Help! I’ve had an accident on my partner’s motorbike and I’m not named on their policy. What do I do?”
As you aren’t named, you won’t be covered by your partner’s policy.
But if you have your own policy, check if it covers ‘riding other bikes’. You should be able to find this within your policy documents / certificate of motor insurance.
Riding other bikes only extends to bikes that your licence allows you to ride and does not extend to cars.
There may be other exclusions to this cover so ensure you have read your terms and conditions fully. Riding other bikes cover is usually an entitlement for the policyholder only, and it will only cover you on a privately owned bike that doesn’t belong to you.
It’s worth remembering cover for riding other bikes is usually third party only cover which means if you have an accident whilst riding a bike that doesn’t belong to you, your insurer will only pay for injury to other people and damage to their property. Loss or damage to the bike you are riding will not be covered.
"I need to ride to a business meeting that isn't at my usual place of work, am I covered?"
If you currently have social, domestic and pleasure use including commuting, the commuting use will only cover you to drive to your usual place of work each day.
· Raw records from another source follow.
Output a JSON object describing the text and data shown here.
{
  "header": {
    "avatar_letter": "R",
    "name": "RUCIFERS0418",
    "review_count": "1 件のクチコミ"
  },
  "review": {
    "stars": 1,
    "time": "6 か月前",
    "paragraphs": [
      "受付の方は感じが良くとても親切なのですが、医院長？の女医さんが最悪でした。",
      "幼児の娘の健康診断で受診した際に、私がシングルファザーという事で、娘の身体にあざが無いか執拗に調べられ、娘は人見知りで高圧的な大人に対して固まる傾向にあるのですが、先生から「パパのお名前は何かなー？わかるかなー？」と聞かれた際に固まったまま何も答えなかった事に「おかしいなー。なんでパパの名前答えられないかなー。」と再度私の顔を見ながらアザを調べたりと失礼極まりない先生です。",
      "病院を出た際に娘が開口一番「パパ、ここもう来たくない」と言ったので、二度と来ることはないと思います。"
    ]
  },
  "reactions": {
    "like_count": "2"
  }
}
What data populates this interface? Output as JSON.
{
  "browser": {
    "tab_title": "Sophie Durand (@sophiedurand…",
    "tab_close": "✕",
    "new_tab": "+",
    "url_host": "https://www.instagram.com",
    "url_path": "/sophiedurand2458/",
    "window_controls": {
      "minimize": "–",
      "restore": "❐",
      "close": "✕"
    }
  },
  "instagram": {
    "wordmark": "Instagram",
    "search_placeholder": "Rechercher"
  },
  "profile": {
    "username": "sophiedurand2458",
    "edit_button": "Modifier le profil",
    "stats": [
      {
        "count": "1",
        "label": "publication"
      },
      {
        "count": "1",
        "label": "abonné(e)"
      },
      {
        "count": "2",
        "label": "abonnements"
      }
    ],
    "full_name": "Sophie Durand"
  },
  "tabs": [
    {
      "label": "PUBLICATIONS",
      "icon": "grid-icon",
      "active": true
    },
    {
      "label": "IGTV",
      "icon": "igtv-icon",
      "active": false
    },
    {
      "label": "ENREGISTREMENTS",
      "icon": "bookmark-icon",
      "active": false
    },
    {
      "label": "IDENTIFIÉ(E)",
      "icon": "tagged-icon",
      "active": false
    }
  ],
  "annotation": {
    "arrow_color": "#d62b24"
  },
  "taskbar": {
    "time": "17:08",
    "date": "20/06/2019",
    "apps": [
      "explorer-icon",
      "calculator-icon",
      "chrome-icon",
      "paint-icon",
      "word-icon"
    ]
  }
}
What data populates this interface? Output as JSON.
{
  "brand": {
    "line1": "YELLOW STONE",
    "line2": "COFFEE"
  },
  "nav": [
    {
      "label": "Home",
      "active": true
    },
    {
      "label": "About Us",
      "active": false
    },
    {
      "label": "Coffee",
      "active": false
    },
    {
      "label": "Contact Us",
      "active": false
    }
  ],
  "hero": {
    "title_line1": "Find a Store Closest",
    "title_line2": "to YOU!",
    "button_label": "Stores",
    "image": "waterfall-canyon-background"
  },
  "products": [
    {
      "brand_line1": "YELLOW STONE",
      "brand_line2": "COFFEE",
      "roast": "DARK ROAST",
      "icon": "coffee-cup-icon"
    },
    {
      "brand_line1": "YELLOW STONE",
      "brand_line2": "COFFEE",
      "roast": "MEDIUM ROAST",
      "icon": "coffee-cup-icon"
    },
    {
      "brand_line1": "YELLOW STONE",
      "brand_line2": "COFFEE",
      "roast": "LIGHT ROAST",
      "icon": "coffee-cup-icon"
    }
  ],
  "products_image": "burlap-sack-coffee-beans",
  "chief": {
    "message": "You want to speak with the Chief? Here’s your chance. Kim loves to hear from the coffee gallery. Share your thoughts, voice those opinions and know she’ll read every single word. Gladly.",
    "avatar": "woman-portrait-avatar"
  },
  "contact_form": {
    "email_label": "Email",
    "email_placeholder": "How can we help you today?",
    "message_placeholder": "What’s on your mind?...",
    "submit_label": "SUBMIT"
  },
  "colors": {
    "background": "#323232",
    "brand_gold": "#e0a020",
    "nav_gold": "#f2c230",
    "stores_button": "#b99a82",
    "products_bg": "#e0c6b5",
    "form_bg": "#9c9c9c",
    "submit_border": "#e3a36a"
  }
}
If you travel to different addresses for work, even if it’s just once you will need business use cover to be added to your policy.
Check your certificate of motor insurance to see what cover you have on your policy. This is located under section 6 of the certificate. The options for use are: Use for social, domestic and pleasure purposes excluding commuting to work; Use for social, domestic and pleasure purposes including commuting to a single place of work, provided no business visits are made on the way; and Use for social, domestic and pleasure purposes and also additional business use, both including and excluding commercial travelling.
If the cover doesn't currently meet what you use your motorbike for, you can call our customer service team to discuss or amend your policy.
"I insure my child's motorbike in my name because it was too expensive for them to be the policyholder. Is this ok?"
Sorry, no. It means you are not paying the correct price. Whilst it's natural to want to help out friends and family, this is called 'fronting' and is actually a form of fraud.
You run the risk of your policy being made null and void, a claim not being paid, your premiums not being refunded and the insurance company seeking recovery for any claims payments or costs, including those relating to third parties. Your details may also be passed to other agencies, which aim to prevent fraud and money laundering.
"My motorbike has been modified, am I covered?"
A modification is any change to your motorbike manufacturer's standard specification.
These include things like changing the exhaust, remapping the engine and any changes to paintwork, suspension, huggers, belly pans or levers.
If you don't tell us what modifications you or previous owners have made to your motorbike, you could risk any claims not being paid and your insurance policy being cancelled.
"I lost a set of motorbike keys while I was out shopping, what should I do?"
We pay to replace your lost or stolen ignition keys or other 'start' devices, as well as for all the locks to be replaced on your motorbike – so long as they weren't left in, on, attached to, or in the immediate proximity of your motorbike while it was unattended.
“My motorbike got stolen when I left it on the drive to warm up. I left the key in the ignition to keep the engine running. Can I claim?”
Don’t be victim to a theft.
It is very easy on a cold winter’s morning to leave our bike on the driveway, turn it on so the engine or the heated grips warm up before we start our journey whilst we go back inside to finish our cup of coffee, or even if you leave the keys in the bike while you nip inside to get something you’ve forgotten.
But did you know we will not cover you if;
the engine has been left running;
the ignition key or other ignition device is left in, on or attached to or left in the immediate proximity of your bike.
“I was riding home from work when my motorbike broke down. My garage said it has suffered from a mechanical failure in the engine. Can I claim?”
Comprehensive cover will only cover you for accidental damage, fire and theft.
We will not cover you if your motorbike has suffered a mechanical/electrical failure or wear and tear to things like; engine, wiring, brakes, suspension or exhaust damage. If there is resultant damage from the failure, then we would cover you, for example if your brakes were to fail which caused you to have an accident.
To reduce the chances of this happening to you, and also in line with our terms and conditions, make sure your motorbike is serviced regularly and has an MOT test annually when your motorbike is over 3 years old.